Betzalel knew how to bring together the symbols with which heaven and earth were created.

To create is to mimic the Divine, to fulfil our most exalted task on earth.

Rabbi Yoĥanan said: The Holy One, Blessed be He, only grants wisdom to one who already possesses wisdom.

We must put in the groundwork; enlightenment is only granted once there exists something worthy of the light.

Rav Ĥisda said: A dream not interpreted is like a letter not read.

I take this at face value – it is a missed opportunity.  How you could receive an intriguing letter and not want to read it?

And yet, interpretation is not everything:

A bad dream, his sadness is enough for him; a good dream, his joy is enough for him.

Sometimes it’s about how the dream makes us feel, about the reality it creates, not just about what it might stand for or hint at.

And so a practice developed for dealing with disturbing dreams, one would seek out three friends and ask them to ‘improve’ it.  How would this be done?

They would recite three verses of transformation, three verses of redemption and three verses of peace.

May we be transformed, may we be redeemed, may we be granted peace.

Rabbi Bena’a said: There were twenty-four interpreters of dreams in Jerusalem.
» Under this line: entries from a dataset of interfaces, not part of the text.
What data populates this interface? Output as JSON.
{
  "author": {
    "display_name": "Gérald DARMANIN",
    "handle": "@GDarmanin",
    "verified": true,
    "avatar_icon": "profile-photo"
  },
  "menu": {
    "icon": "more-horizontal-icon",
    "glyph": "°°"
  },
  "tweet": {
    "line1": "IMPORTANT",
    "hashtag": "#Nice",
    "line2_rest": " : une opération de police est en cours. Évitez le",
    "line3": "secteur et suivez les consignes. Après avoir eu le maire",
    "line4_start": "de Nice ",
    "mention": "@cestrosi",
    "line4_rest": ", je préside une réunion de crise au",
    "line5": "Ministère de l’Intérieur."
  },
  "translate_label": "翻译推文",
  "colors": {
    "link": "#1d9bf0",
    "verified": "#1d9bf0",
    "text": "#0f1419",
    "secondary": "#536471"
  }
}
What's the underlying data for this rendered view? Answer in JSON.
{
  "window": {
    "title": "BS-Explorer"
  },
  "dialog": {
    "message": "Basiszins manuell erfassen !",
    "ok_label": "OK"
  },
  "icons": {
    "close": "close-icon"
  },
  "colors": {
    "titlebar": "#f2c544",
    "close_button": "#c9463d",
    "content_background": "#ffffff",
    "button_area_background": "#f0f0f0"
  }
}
One time, I dreamed a dream and went to each of them to interpret it. What one interpreted for me the other did not interpret for me, and, nevertheless, all of the interpretations were fulfilled in me.

Interpretation isn’t about decoding, it can be a creative act much like the dream itself, a vehicle for the emergence of meaning.

Rabbi Yochanan said:  If one awoke, and a specific verse [thought formulation] emerged in his thought, this is a minor prophecy.

In sleep we give up the battles of the daytime, we surrender to the mysterious undercurrents of the mind, to the unstructured mythical imagination which lies in its depths.

This is to enter into another realm entirely, the realm of metaphor, wherein we might just hear the still, small voice of the Divine whispering to us.